“An EV driver can use the electric motor to accelerate and also brake without ever touching the mechanical brakes,” Compere explained. “Braking with the electric machine operates like a generator and returns some of the vehicle’s kinetic energy back to the battery.”
Not only does this give longevity to the engine but it also allows the operator to attain a longer range depending on how the vehicle is driven.
Due to regenerative braking some owners can get more out of one charge.
Porsche Taycan owner Patrick Sobieski says he gets a lot more than the promised range.
“The expected range was listed at 200 miles, but I am seeing 280 miles,” he says.
Time to recharge!
EV recharge time starts to creep into the cons of ownership. Compared to gasoline and diesel engines EV has much longer refuel times with Fuel economy stating that “fully recharging the battery pack can take 3 to 12 hours.
Even a ‘fast charge’ to 80% capacity can take 30 minutes. Most users will plug their EV in at night in order to have a full charge in the mornings.

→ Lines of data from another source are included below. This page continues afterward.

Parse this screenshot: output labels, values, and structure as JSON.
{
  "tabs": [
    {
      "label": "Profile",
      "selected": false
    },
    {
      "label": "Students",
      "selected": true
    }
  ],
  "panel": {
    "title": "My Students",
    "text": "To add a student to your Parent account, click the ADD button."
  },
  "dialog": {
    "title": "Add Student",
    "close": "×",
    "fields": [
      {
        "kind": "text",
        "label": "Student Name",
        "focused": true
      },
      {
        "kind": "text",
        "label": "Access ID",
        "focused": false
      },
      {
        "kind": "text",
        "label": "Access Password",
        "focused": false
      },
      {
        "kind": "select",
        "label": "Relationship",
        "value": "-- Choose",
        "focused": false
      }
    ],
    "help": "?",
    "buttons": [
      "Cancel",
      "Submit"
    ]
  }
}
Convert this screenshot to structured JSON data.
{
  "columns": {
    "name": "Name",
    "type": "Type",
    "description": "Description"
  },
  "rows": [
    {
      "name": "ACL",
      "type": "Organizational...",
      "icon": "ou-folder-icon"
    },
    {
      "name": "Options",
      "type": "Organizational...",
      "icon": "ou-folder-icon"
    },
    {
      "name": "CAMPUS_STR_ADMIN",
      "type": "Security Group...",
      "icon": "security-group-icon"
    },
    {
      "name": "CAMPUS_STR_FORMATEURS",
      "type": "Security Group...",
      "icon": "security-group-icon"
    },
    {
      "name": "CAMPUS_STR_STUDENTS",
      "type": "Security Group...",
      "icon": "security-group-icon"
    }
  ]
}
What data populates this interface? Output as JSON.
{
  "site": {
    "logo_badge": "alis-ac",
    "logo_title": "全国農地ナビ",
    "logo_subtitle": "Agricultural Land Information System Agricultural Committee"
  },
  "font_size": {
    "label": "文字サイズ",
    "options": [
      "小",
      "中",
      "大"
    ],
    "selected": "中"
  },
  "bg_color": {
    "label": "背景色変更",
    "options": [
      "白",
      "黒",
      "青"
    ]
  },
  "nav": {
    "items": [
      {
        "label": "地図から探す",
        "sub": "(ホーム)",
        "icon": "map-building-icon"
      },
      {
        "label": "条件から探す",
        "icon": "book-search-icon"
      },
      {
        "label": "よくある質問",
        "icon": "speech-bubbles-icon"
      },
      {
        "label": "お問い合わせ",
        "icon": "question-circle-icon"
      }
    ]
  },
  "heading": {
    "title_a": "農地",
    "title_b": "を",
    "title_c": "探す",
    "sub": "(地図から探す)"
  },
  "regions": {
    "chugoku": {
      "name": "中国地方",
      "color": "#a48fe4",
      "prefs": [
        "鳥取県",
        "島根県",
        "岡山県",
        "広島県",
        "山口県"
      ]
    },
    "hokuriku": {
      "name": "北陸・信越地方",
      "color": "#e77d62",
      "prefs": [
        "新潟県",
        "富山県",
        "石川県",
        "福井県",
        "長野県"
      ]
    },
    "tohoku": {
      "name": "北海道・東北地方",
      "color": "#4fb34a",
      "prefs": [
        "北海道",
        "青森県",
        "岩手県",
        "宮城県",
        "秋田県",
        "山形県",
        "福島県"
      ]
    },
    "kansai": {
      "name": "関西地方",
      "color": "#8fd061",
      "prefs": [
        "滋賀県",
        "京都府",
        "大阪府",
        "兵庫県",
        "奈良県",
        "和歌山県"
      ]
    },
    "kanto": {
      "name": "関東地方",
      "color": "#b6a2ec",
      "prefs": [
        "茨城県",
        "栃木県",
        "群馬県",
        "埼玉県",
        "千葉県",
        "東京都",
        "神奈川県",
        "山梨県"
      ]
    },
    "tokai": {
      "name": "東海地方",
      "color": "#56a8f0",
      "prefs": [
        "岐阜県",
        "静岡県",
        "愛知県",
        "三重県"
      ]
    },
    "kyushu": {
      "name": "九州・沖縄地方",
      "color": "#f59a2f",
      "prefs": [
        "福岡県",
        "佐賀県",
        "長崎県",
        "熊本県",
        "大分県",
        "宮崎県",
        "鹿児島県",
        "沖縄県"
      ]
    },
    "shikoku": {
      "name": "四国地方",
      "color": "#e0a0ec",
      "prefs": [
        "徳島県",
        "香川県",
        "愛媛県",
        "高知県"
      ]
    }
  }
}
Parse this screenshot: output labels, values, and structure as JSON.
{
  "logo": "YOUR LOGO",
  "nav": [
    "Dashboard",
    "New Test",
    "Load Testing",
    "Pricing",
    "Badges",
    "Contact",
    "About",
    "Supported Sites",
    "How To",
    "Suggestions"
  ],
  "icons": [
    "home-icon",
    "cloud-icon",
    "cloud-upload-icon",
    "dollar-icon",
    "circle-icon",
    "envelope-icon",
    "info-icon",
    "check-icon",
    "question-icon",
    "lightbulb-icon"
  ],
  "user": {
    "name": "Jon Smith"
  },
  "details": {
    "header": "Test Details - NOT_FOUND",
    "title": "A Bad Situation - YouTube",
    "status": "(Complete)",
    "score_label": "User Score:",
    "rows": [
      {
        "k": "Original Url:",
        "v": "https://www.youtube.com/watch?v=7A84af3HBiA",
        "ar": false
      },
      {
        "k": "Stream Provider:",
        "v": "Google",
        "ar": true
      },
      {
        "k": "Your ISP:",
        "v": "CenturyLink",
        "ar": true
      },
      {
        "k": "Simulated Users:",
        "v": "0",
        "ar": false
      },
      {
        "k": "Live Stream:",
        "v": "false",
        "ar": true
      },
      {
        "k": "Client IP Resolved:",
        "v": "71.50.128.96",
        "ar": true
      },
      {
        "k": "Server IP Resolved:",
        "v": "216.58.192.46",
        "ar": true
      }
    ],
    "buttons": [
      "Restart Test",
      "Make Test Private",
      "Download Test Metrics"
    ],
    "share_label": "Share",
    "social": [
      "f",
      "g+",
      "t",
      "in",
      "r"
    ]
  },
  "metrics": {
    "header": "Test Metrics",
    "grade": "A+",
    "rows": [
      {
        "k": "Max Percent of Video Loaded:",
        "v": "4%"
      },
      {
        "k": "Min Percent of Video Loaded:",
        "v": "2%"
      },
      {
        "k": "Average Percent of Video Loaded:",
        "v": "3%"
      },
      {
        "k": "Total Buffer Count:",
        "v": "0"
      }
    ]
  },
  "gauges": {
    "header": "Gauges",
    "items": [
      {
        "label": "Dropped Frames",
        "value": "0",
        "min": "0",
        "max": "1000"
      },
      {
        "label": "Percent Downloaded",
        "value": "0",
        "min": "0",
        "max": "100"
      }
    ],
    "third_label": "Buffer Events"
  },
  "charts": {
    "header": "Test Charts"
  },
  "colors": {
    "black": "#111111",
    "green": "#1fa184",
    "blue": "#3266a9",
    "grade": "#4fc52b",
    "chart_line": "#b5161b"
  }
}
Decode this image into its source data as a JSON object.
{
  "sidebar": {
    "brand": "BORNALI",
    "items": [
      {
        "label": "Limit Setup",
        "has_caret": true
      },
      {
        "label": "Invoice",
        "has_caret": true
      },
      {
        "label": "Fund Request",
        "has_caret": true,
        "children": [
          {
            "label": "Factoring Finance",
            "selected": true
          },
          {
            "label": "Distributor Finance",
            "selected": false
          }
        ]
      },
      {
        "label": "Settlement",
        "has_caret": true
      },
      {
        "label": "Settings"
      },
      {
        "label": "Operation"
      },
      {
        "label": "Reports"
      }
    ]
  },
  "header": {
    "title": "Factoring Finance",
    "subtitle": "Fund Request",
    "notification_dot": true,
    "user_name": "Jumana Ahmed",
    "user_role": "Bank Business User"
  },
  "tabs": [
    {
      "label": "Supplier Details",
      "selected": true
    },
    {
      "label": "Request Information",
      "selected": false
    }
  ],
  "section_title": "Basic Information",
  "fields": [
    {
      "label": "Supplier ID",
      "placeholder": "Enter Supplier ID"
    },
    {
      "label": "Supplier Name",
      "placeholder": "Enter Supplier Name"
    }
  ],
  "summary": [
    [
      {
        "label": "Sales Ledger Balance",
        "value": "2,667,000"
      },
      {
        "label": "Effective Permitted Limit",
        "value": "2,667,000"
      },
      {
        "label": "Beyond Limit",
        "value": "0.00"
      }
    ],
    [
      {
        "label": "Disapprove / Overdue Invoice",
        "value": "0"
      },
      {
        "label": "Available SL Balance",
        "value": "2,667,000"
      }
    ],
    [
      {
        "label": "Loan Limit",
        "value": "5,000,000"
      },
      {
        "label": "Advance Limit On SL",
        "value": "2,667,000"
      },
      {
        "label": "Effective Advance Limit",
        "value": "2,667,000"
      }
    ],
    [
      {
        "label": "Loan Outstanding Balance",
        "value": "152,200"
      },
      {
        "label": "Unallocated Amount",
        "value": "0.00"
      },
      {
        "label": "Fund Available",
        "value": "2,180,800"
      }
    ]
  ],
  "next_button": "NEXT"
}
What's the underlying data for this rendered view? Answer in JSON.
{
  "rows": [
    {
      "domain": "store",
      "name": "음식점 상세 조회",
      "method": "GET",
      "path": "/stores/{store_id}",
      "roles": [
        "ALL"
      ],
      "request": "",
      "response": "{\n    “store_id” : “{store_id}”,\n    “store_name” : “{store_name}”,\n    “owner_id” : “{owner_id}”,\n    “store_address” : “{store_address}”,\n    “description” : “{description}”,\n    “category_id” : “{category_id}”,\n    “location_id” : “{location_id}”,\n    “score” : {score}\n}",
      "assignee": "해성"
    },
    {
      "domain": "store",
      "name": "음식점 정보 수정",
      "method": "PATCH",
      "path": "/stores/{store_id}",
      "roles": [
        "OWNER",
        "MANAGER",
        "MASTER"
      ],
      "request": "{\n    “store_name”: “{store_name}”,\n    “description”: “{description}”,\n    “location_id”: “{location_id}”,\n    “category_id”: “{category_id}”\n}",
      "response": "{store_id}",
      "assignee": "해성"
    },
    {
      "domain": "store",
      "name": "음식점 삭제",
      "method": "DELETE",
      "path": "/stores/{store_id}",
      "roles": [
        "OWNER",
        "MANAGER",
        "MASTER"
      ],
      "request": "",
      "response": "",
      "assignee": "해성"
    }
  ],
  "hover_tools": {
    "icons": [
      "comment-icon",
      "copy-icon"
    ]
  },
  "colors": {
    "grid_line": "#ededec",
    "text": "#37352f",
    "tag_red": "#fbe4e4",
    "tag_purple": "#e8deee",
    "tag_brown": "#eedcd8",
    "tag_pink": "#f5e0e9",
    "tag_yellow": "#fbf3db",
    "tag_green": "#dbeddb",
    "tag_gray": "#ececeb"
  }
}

Despite this drawback, EV charging stations are starting to become more common around the United States.
The U.S. Department of Energy claims that there are more than 46,000 alternative fueling stations within the United States.
Sobieski gives an honest answer on what potential EV buyers can expect to pay in electricity to recharge an EV from their home.
“... $6-8 a charge once a week so approximately $32 a month. A lot better than those gas prices right now," Sobieski says.
Range anxiety can be a big concern when it comes to EV ownership.
“The problem with range is when people want to travel across state lines or drive across the country," says Compere. "Tesla has built the SuperCharger Network for just this need. Some people routinely drive multi-thousand mile trips and plan around the SuperCharger Network.”
Tesla’s SuperCharger Network consists of 30,000+ SuperChargers globally and claims a recharge of up to 200 miles is attainable in just 15 minutes of charging.
How sustainable are EVs?
Sustainability can be defined as development that meets the needs of the present without compromising the ability of future generations to meet their own needs.
For cars this means finding energy sources that aren’t using up the earth’s resources and can be done indefinitely, explains EM specialist Ethan Owens.
“For energy that means things like solar. For plastics and other materials that depend on fossil fuels as a starting point, it’s finding alternatives such as recycling, plant based oils, etc.,” he adds.
So how sustainable are EVs? The vehicle itself is not the issue, but rather the battery that powers the vehicle, and currently the batteries are not sustainable.
“Batteries require lots of nickel and cobalt, which are almost entirely mined and therefore can run out,” Owens said, adding that recycling EV batteries isn’t a thing yet since it’s cheaper to buy the raw materials and make new ones. “There are also battery chemistries that aren’t as efficient, but don't rely on expensive materials.”
Although these vehicles are not at a point where they can be labeled truly sustainable, EV is still making strides in the right direction.
Owens explains how EVs are more efficient since a gallon of gas put into a traditional ICE engine will not get someone as far as a gallon of gas turned into electricity at a power plant will for a Tesla.
And the need for a reduced carbon footprint means it’s worthwhile to keep figuring this out.
“I think you need to measure it at the macro level,” Owens said. “One person buying an EV isn’t a meaningful thing, but a country making the decision to ban gas powered cars would be.”